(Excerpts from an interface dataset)
——————————

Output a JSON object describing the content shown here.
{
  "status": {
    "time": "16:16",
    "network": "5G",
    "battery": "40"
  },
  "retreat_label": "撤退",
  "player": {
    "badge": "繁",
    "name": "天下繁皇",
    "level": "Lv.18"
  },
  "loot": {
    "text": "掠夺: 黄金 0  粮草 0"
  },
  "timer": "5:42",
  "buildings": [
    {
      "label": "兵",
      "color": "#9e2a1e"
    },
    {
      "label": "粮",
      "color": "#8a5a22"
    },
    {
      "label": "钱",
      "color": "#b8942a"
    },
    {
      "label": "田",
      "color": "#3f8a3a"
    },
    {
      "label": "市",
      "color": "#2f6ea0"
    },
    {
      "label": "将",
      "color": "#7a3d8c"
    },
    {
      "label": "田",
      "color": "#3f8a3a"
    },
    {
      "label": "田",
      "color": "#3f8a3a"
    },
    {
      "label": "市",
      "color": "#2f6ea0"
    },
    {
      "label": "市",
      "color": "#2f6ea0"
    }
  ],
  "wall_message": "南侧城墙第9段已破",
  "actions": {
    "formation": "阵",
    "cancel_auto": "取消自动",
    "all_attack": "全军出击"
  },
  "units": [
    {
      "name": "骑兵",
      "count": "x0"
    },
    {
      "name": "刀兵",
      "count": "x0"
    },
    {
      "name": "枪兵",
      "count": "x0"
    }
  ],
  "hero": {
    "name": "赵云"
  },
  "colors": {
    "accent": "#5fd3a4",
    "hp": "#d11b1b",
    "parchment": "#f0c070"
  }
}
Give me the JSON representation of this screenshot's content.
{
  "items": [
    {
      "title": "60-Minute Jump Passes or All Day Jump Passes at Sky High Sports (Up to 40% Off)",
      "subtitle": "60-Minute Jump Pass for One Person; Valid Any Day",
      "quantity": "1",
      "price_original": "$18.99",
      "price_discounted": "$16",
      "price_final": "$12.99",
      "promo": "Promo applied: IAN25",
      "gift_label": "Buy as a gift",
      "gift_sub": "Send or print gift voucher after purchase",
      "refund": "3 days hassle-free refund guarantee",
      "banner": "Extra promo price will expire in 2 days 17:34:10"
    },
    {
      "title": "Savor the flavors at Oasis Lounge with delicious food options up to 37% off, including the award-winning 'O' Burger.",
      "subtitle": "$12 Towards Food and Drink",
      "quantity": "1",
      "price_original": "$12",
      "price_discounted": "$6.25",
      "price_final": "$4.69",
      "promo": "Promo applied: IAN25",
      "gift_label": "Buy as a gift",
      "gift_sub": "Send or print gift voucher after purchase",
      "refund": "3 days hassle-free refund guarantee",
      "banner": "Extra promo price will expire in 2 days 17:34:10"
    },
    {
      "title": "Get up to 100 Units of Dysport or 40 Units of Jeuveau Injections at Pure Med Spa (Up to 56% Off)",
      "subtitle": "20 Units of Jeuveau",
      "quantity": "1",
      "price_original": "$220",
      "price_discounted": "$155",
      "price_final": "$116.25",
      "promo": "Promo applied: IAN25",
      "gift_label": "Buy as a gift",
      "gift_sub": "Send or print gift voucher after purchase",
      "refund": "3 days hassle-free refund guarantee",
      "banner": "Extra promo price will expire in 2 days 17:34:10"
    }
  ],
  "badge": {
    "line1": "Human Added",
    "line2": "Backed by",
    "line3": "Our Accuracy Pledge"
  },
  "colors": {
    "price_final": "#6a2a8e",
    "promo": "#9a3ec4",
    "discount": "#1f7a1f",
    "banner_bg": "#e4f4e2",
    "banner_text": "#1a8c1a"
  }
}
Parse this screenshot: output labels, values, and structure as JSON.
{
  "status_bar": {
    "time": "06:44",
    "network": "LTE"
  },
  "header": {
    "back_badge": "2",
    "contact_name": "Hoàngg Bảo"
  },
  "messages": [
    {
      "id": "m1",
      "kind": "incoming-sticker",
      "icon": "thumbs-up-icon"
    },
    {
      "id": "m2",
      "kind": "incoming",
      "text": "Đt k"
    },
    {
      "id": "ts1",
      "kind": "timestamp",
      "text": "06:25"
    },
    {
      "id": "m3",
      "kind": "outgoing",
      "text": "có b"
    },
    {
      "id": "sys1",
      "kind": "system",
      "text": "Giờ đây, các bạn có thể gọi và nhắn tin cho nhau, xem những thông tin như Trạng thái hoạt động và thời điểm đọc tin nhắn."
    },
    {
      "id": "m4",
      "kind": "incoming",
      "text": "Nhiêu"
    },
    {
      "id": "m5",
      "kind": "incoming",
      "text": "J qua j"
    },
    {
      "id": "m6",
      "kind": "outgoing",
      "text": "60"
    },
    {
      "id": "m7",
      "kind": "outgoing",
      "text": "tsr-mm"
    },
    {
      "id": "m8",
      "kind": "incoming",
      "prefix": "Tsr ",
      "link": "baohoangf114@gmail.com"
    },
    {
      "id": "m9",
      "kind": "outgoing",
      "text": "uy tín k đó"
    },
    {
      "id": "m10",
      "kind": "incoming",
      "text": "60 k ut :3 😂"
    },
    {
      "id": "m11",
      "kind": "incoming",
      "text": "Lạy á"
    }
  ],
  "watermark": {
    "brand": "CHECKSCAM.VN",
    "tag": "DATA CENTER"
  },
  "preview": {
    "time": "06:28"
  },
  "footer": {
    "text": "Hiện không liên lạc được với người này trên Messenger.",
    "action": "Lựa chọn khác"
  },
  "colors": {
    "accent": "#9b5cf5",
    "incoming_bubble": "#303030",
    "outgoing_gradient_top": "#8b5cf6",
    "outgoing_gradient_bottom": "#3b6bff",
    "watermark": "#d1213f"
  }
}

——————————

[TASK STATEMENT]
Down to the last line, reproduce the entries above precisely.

[REPLY]
Output a JSON object describing the content shown here.
{
  "status": {
    "time": "16:16",
    "network": "5G",
    "battery": "40"
  },
  "retreat_label": "撤退",
  "player": {
    "badge": "繁",
    "name": "天下繁皇",
    "level": "Lv.18"
  },
  "loot": {
    "text": "掠夺: 黄金 0  粮草 0"
  },
  "timer": "5:42",
  "buildings": [
    {
      "label": "兵",
      "color": "#9e2a1e"
    },
    {
      "label": "粮",
      "color": "#8a5a22"
    },
    {
      "label": "钱",
      "color": "#b8942a"
    },
    {
      "label": "田",
      "color": "#3f8a3a"
    },
    {
      "label": "市",
      "color": "#2f6ea0"
    },
    {
      "label": "将",
      "color": "#7a3d8c"
    },
    {
      "label": "田",
      "color": "#3f8a3a"
    },
    {
      "label": "田",
      "color": "#3f8a3a"
    },
    {
      "label": "市",
      "color": "#2f6ea0"
    },
    {
      "label": "市",
      "color": "#2f6ea0"
    }
  ],
  "wall_message": "南侧城墙第9段已破",
  "actions": {
    "formation": "阵",
    "cancel_auto": "取消自动",
    "all_attack": "全军出击"
  },
  "units": [
    {
      "name": "骑兵",
      "count": "x0"
    },
    {
      "name": "刀兵",
      "count": "x0"
    },
    {
      "name": "枪兵",
      "count": "x0"
    }
  ],
  "hero": {
    "name": "赵云"
  },
  "colors": {
    "accent": "#5fd3a4",
    "hp": "#d11b1b",
    "parchment": "#f0c070"
  }
}
Give me the JSON representation of this screenshot's content.
{
  "items": [
    {
      "title": "60-Minute Jump Passes or All Day Jump Passes at Sky High Sports (Up to 40% Off)",
      "subtitle": "60-Minute Jump Pass for One Person; Valid Any Day",
      "quantity": "1",
      "price_original": "$18.99",
      "price_discounted": "$16",
      "price_final": "$12.99",
      "promo": "Promo applied: IAN25",
      "gift_label": "Buy as a gift",
      "gift_sub": "Send or print gift voucher after purchase",
      "refund": "3 days hassle-free refund guarantee",
      "banner": "Extra promo price will expire in 2 days 17:34:10"
    },
    {
      "title": "Savor the flavors at Oasis Lounge with delicious food options up to 37% off, including the award-winning 'O' Burger.",
      "subtitle": "$12 Towards Food and Drink",
      "quantity": "1",
      "price_original": "$12",
      "price_discounted": "$6.25",
      "price_final": "$4.69",
      "promo": "Promo applied: IAN25",
      "gift_label": "Buy as a gift",
      "gift_sub": "Send or print gift voucher after purchase",
      "refund": "3 days hassle-free refund guarantee",
      "banner": "Extra promo price will expire in 2 days 17:34:10"
    },
    {
      "title": "Get up to 100 Units of Dysport or 40 Units of Jeuveau Injections at Pure Med Spa (Up to 56% Off)",
      "subtitle": "20 Units of Jeuveau",
      "quantity": "1",
      "price_original": "$220",
      "price_discounted": "$155",
      "price_final": "$116.25",
      "promo": "Promo applied: IAN25",
      "gift_label": "Buy as a gift",
      "gift_sub": "Send or print gift voucher after purchase",
      "refund": "3 days hassle-free refund guarantee",
      "banner": "Extra promo price will expire in 2 days 17:34:10"
    }
  ],
  "badge": {
    "line1": "Human Added",
    "line2": "Backed by",
    "line3": "Our Accuracy Pledge"
  },
  "colors": {
    "price_final": "#6a2a8e",
    "promo": "#9a3ec4",
    "discount": "#1f7a1f",
    "banner_bg": "#e4f4e2",
    "banner_text": "#1a8c1a"
  }
}
Parse this screenshot: output labels, values, and structure as JSON.
{
  "status_bar": {
    "time": "06:44",
    "network": "LTE"
  },
  "header": {
    "back_badge": "2",
    "contact_name": "Hoàngg Bảo"
  },
  "messages": [
    {
      "id": "m1",
      "kind": "incoming-sticker",
      "icon": "thumbs-up-icon"
    },
    {
      "id": "m2",
      "kind": "incoming",
      "text": "Đt k"
    },
    {
      "id": "ts1",
      "kind": "timestamp",
      "text": "06:25"
    },
    {
      "id": "m3",
      "kind": "outgoing",
      "text": "có b"
    },
    {
      "id": "sys1",
      "kind": "system",
      "text": "Giờ đây, các bạn có thể gọi và nhắn tin cho nhau, xem những thông tin như Trạng thái hoạt động và thời điểm đọc tin nhắn."
    },
    {
      "id": "m4",
      "kind": "incoming",
      "text": "Nhiêu"
    },
    {
      "id": "m5",
      "kind": "incoming",
      "text": "J qua j"
    },
    {
      "id": "m6",
      "kind": "outgoing",
      "text": "60"
    },
    {
      "id": "m7",
      "kind": "outgoing",
      "text": "tsr-mm"
    },
    {
      "id": "m8",
      "kind": "incoming",
      "prefix": "Tsr ",
      "link": "baohoangf114@gmail.com"
    },
    {
      "id": "m9",
      "kind": "outgoing",
      "text": "uy tín k đó"
    },
    {
      "id": "m10",
      "kind": "incoming",
      "text": "60 k ut :3 😂"
    },
    {
      "id": "m11",
      "kind": "incoming",
      "text": "Lạy á"
    }
  ],
  "watermark": {
    "brand": "CHECKSCAM.VN",
    "tag": "DATA CENTER"
  },
  "preview": {
    "time": "06:28"
  },
  "footer": {
    "text": "Hiện không liên lạc được với người này trên Messenger.",
    "action": "Lựa chọn khác"
  },
  "colors": {
    "accent": "#9b5cf5",
    "incoming_bubble": "#303030",
    "outgoing_gradient_top": "#8b5cf6",
    "outgoing_gradient_bottom": "#3b6bff",
    "watermark": "#d1213f"
  }
}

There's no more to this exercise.